Yand Question ?


Premium Subscriber
Dec 15, 2004
Boston, MA

Have, again, been trying to receive any Navtex via Yand, and about to give up once more.
Have, more or less, convinced myself that my location, about 25 due W of Boston, and probably an
inadequate ant. (simple 75 long horrid. wire outside) just won't do it.

But am curious about this:

When they say 518 KHz, they truly mean 518.000... ? Right ?

The reason I ask is that I never see on the Spectrum in SDRConsole any signal at 518.0
But, always a signal a few hundred KHz above and below 518.0.

What are these, please ? I have no idea. They are not am.

BTW: What is the "CRF" meter in Yand ?

Is there perhaps a different Navtex Decoder that would be easier for me now at my age to "play with", and might be "better" ? (must be "simple")
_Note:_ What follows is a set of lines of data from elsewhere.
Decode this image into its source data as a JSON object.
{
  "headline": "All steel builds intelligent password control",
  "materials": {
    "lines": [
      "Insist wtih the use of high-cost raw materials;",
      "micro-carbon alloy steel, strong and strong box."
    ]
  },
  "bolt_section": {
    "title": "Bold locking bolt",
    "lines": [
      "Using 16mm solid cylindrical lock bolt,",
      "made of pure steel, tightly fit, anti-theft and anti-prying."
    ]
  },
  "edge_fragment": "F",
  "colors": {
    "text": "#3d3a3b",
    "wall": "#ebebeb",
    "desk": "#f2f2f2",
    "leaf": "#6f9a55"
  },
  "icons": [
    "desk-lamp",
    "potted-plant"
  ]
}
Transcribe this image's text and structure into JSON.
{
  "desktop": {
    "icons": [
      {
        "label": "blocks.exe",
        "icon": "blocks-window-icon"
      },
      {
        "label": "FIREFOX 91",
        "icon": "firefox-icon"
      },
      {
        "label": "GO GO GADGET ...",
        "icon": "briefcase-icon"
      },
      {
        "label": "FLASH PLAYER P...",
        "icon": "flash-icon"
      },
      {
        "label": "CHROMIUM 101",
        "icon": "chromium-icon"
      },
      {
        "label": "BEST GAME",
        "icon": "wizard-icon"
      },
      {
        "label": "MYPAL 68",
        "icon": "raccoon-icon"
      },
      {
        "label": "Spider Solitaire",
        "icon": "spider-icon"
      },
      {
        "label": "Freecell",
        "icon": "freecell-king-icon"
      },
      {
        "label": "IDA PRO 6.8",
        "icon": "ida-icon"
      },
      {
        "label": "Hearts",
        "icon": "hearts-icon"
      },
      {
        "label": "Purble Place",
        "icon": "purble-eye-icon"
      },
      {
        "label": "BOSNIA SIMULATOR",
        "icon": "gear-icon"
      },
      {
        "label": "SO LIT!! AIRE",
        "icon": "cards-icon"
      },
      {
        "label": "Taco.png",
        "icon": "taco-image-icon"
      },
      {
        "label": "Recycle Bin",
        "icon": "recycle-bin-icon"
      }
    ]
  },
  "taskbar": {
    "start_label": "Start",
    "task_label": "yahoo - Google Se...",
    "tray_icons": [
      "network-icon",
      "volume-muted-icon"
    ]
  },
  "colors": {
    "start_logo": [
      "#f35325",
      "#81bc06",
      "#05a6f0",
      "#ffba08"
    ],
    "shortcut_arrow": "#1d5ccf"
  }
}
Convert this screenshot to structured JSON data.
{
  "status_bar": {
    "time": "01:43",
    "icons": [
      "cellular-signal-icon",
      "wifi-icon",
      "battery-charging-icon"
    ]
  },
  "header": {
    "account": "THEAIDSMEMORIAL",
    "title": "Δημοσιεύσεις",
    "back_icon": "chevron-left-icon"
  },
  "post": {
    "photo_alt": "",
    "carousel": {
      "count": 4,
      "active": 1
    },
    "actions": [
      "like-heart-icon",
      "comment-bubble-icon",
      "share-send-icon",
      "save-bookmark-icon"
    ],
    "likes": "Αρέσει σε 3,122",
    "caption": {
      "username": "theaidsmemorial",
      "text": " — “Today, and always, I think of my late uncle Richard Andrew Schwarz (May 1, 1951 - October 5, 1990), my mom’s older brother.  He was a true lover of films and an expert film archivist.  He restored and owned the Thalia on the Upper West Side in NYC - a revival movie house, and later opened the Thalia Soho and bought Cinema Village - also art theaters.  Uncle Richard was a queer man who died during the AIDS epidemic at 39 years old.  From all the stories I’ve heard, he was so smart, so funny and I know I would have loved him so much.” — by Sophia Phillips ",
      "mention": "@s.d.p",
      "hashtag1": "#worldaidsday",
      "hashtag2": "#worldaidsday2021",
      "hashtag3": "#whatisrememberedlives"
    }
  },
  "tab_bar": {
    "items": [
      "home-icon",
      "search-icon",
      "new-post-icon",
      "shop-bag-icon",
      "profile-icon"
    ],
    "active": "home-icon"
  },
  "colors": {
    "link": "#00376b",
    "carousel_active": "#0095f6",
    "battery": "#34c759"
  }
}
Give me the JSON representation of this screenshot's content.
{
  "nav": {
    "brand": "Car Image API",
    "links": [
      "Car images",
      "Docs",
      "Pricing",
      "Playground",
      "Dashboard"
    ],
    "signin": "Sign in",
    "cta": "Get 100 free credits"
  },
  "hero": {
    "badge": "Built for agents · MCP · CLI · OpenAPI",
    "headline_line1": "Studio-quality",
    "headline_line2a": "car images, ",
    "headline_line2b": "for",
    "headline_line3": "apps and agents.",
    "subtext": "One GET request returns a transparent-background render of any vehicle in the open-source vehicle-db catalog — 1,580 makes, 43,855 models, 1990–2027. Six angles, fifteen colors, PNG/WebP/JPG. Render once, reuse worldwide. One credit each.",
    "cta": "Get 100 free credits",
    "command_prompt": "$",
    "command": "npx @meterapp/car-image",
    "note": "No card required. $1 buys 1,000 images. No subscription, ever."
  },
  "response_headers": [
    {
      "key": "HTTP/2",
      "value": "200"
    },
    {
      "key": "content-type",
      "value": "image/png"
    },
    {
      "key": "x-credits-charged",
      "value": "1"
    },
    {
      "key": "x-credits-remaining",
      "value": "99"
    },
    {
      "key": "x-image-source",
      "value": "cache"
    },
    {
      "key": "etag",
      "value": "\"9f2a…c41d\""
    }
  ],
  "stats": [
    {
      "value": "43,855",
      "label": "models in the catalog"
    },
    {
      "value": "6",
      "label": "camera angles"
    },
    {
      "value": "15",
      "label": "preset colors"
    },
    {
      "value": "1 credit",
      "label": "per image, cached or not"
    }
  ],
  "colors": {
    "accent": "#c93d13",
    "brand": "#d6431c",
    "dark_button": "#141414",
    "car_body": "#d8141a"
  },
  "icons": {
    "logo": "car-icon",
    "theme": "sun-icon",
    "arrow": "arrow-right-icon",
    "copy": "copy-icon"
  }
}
Regards, and thanks,


Wiki Admin Emeritus
Jul 22, 2002
Bowie, Md.
Bob you're mixing up a great many different areas with your questions. Keep in mind that we have many forums, each with their own specialty in many cases. With the moderator's indulgence, let's try to set you straight...

Let's start with SDR Console. I suspect that your readout is in Mhz, not Khz. If you do some basic math you should be able to figure out what the readout should be :.>> This application has its own forums (linked below), and of course you can ask in our Software Defined Radio forum

As to the software - there are numerous packages that can decode NAVTEX. I would suggest a question be posted on the UDXF reflector (I'm pretty sure you're already a member there), but I suspect you will find that YAND is pretty much at the top of the list. Note that just recently, a NAVTEX plugin has been announced for use by SDRUno. It looks to take a bit to set up, but if you're using a SDRPlay device, it's worth looking into.

Antennas are another issue. While your wire will hear some things, it's not going to be all that efficient at 518 khz, and it's going to be prone to hearing most any noise source in the area. I would strongly recommend one of the W6LVP models; Larry has been known to add filtering to his preamp (upon request) for preventing MW. FM and TV breakthrough- something the other loop distributors don't do.

Finally when you listen is very important. You may get some local 518khz stuff during the day, but you would want to listen at night for best results. Schedules can and do change, but this site is a good starting point...



Aug 20, 2003
Cleveland, OH
Bob, '518' expressed in MHz would be 0.518 . Make sure your radio can actually hear the NAVTEX warble loud and clear before trying any decoding.

I cut the top off one of those orange Home Depot buckets and un-scientifically wrapped a random length of wire around the edge, enough to fill the width of the ring. Put a 500 pf gang capacitor in parallel with the ends of the wire, rigged up a short piece of coax with a BNC connector...and now I had a loop antenna. WHICH allowed me to hear NAVTEX for the first time ever, and these are the stations up and down the east coast. In the winter at least...I had the best luck after 9:30pm ET. Use the directionality of the loop to find the signal.